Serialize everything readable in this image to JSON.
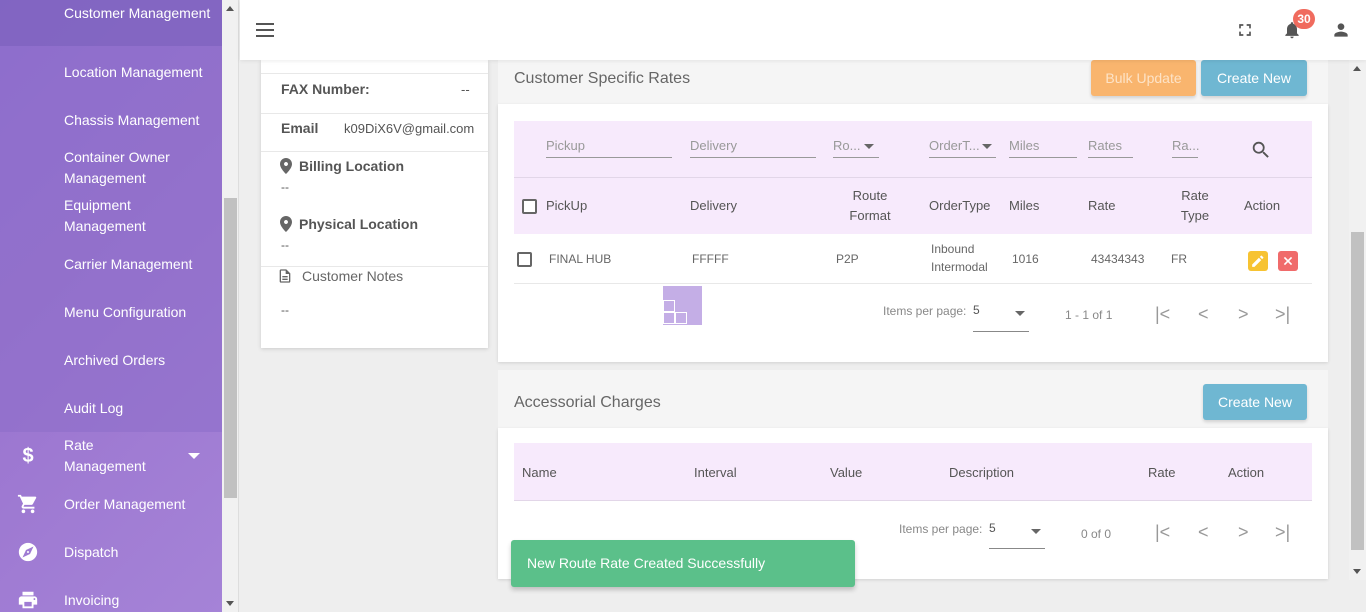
{
  "sidebar": {
    "items": [
      {
        "label": "Customer Management"
      },
      {
        "label": "Location Management"
      },
      {
        "label": "Chassis Management"
      },
      {
        "label": "Container Owner Management"
      },
      {
        "label": "Equipment Management"
      },
      {
        "label": "Carrier Management"
      },
      {
        "label": "Menu Configuration"
      },
      {
        "label": "Archived Orders"
      },
      {
        "label": "Audit Log"
      },
      {
        "label": "Rate Management",
        "icon": "dollar-icon"
      },
      {
        "label": "Order Management",
        "icon": "cart-icon"
      },
      {
        "label": "Dispatch",
        "icon": "compass-icon"
      },
      {
        "label": "Invoicing",
        "icon": "printer-icon"
      }
    ]
  },
  "header": {
    "notification_count": "30",
    "icons": [
      "menu-icon",
      "fullscreen-icon",
      "bell-icon",
      "account-icon"
    ]
  },
  "customer_card": {
    "fax_label": "FAX Number:",
    "fax_value": "--",
    "email_label": "Email",
    "email_value": "k09DiX6V@gmail.com",
    "billing_label": "Billing Location",
    "billing_value": "--",
    "physical_label": "Physical Location",
    "physical_value": "--",
    "notes_label": "Customer Notes",
    "notes_value": "--"
  },
  "customer_rates": {
    "title": "Customer Specific Rates",
    "bulk_update_label": "Bulk Update",
    "create_new_label": "Create New",
    "filters": {
      "pickup": "Pickup",
      "delivery": "Delivery",
      "route": "Ro...",
      "order_type": "OrderT...",
      "miles": "Miles",
      "rates": "Rates",
      "rate_type": "Ra..."
    },
    "columns": {
      "pickup": "PickUp",
      "delivery": "Delivery",
      "route_format": "Route Format",
      "order_type": "OrderType",
      "miles": "Miles",
      "rate": "Rate",
      "rate_type": "Rate Type",
      "action": "Action"
    },
    "rows": [
      {
        "pickup": "FINAL HUB",
        "delivery": "FFFFF",
        "route_format": "P2P",
        "order_type": "Inbound Intermodal",
        "miles": "1016",
        "rate": "43434343",
        "rate_type": "FR"
      }
    ],
    "pagination": {
      "items_per_page_label": "Items per page:",
      "items_per_page_value": "5",
      "range": "1 - 1 of 1"
    }
  },
  "accessorial": {
    "title": "Accessorial Charges",
    "create_new_label": "Create New",
    "columns": {
      "name": "Name",
      "interval": "Interval",
      "value": "Value",
      "description": "Description",
      "rate": "Rate",
      "action": "Action"
    },
    "pagination": {
      "items_per_page_label": "Items per page:",
      "items_per_page_value": "5",
      "range": "0 of 0"
    }
  },
  "snackbar": {
    "message": "New Route Rate Created Successfully"
  },
  "colors": {
    "sidebar": "#9a74cf",
    "table_head": "#f7eafc",
    "create_button": "#6fb7d2",
    "bulk_button": "#f9b56e",
    "snackbar": "#5bc08a",
    "badge": "#f06b5e"
  }
}
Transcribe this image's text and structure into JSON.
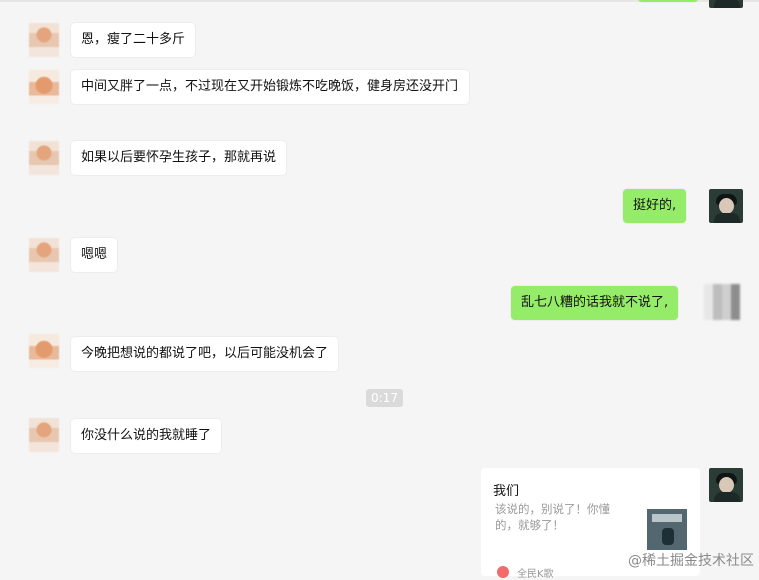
{
  "messages": [
    {
      "side": "left",
      "text": "恩，瘦了二十多斤"
    },
    {
      "side": "left",
      "text": "中间又胖了一点，不过现在又开始锻炼不吃晚饭，健身房还没开门"
    },
    {
      "side": "left",
      "text": "如果以后要怀孕生孩子，那就再说"
    },
    {
      "side": "right",
      "text": "挺好的,"
    },
    {
      "side": "left",
      "text": "嗯嗯"
    },
    {
      "side": "right",
      "text": "乱七八糟的话我就不说了,"
    },
    {
      "side": "left",
      "text": "今晚把想说的都说了吧，以后可能没机会了"
    },
    {
      "timestamp": "0:17"
    },
    {
      "side": "left",
      "text": "你没什么说的我就睡了"
    }
  ],
  "music_card": {
    "title": "我们",
    "description": "该说的，别说了！你懂的，就够了！",
    "source": "全民K歌"
  },
  "watermark": "@稀土掘金技术社区",
  "colors": {
    "background": "#f5f5f5",
    "incoming_bubble": "#ffffff",
    "outgoing_bubble": "#95ec69",
    "timestamp_bg": "#dadada"
  }
}
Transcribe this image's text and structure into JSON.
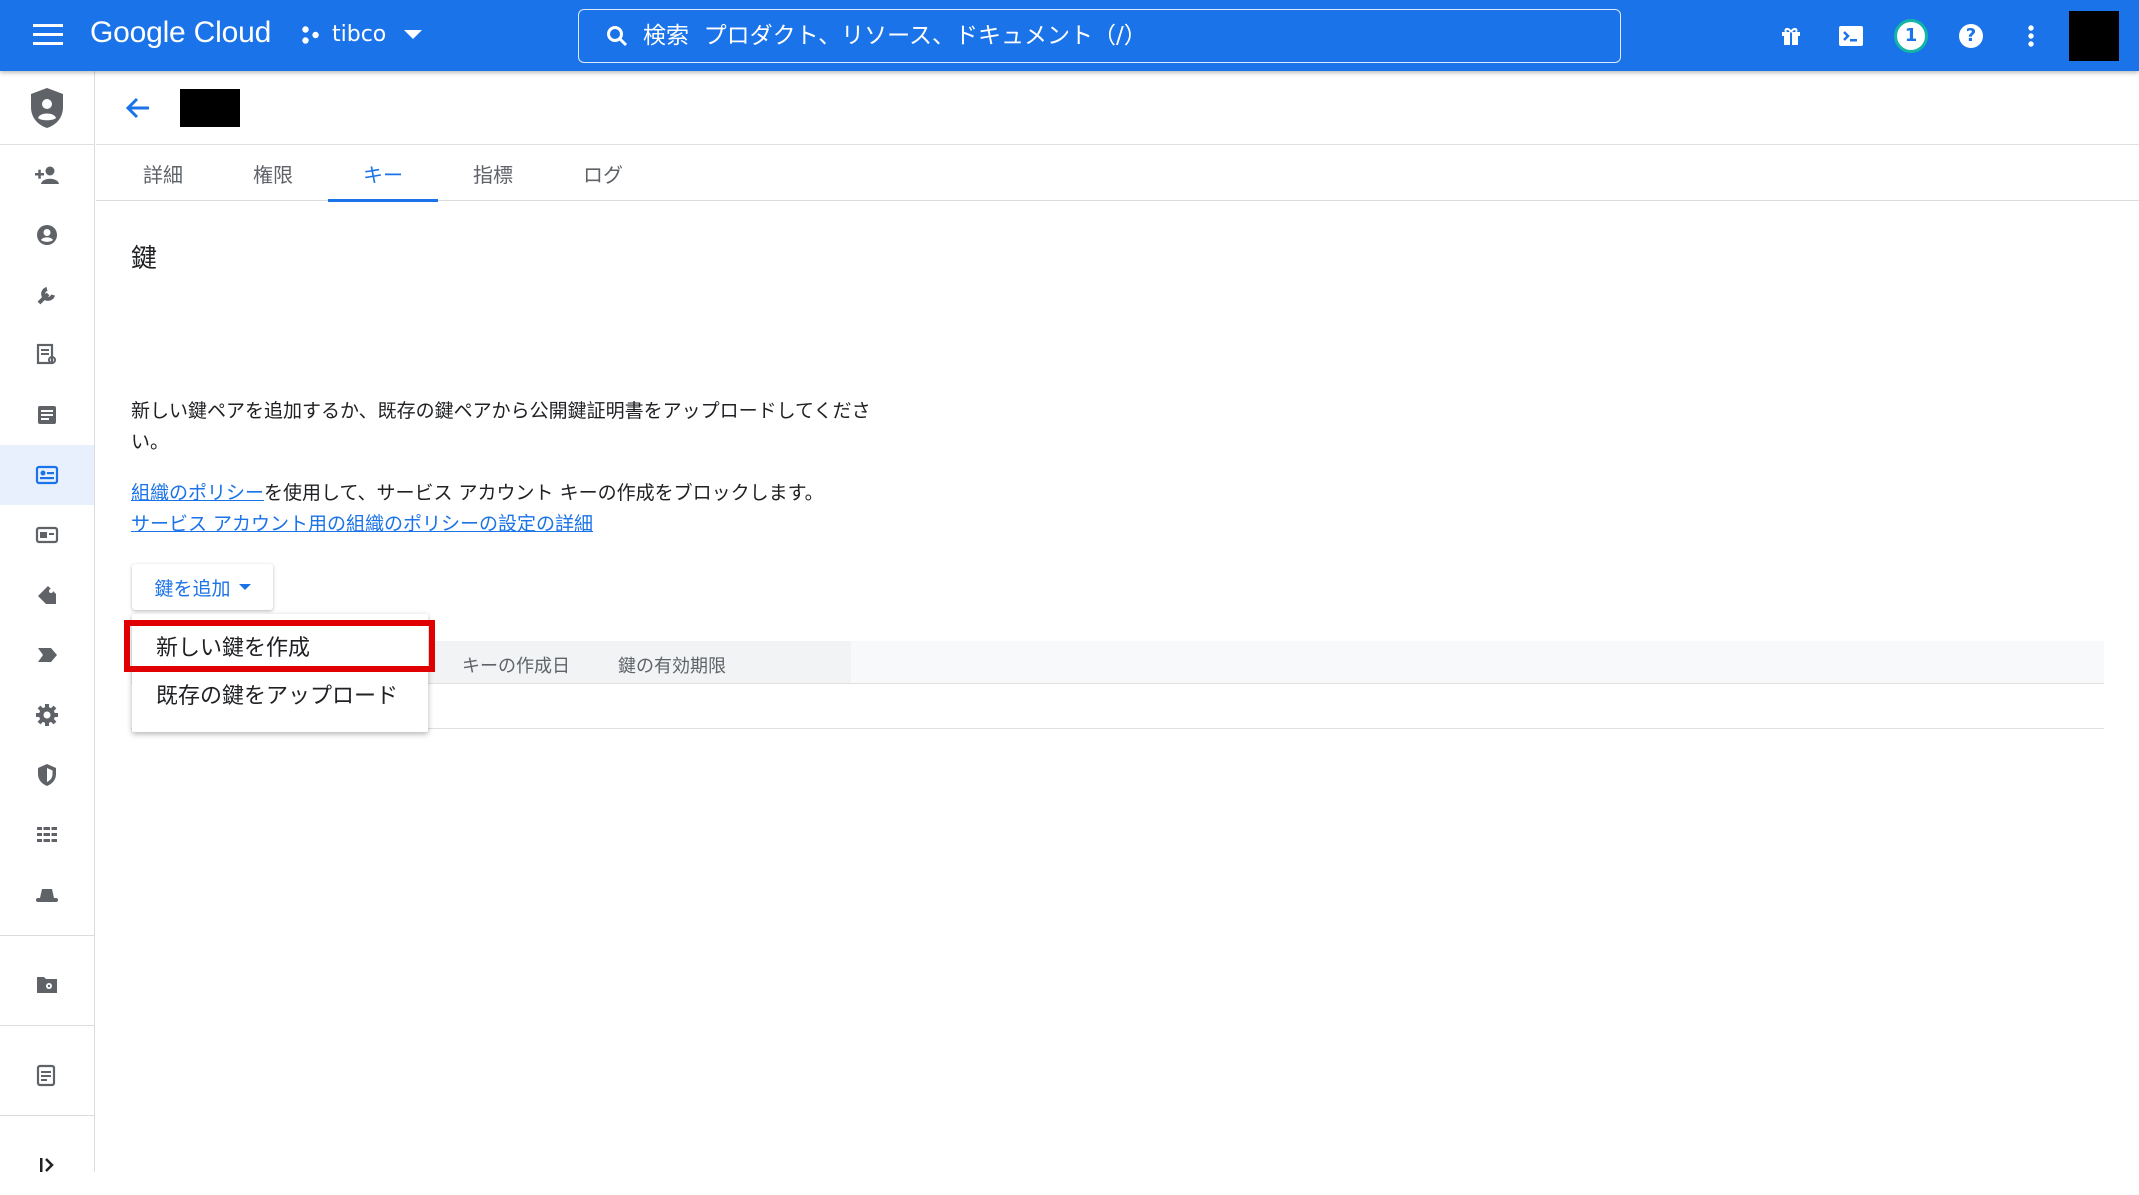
{
  "topbar": {
    "brand": "Google Cloud",
    "project": "tibco",
    "search_placeholder": "検索  プロダクト、リソース、ドキュメント（/）",
    "notification_count": "1",
    "help_label": "?"
  },
  "tabs": [
    {
      "label": "詳細"
    },
    {
      "label": "権限"
    },
    {
      "label": "キー"
    },
    {
      "label": "指標"
    },
    {
      "label": "ログ"
    }
  ],
  "active_tab": "キー",
  "content": {
    "title": "鍵",
    "description": "新しい鍵ペアを追加するか、既存の鍵ペアから公開鍵証明書をアップロードしてください。",
    "policy_link": "組織のポリシー",
    "policy_text": "を使用して、サービス アカウント キーの作成をブロックします。",
    "policy_detail_link": "サービス アカウント用の組織のポリシーの設定の詳細",
    "add_key_button": "鍵を追加"
  },
  "dropdown": {
    "items": [
      {
        "label": "新しい鍵を作成"
      },
      {
        "label": "既存の鍵をアップロード"
      }
    ],
    "highlighted": "新しい鍵を作成",
    "highlight_color": "#e00000"
  },
  "table": {
    "columns": [
      "キーの作成日",
      "鍵の有効期限"
    ]
  },
  "colors": {
    "primary": "#1a73e8",
    "active_rail_bg": "#e8f0fe"
  }
}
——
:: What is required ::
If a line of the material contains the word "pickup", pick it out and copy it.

:: Solution ::
      "pickup": "Pickup",
      "pickup": "PickUp",
        "pickup": "FINAL HUB",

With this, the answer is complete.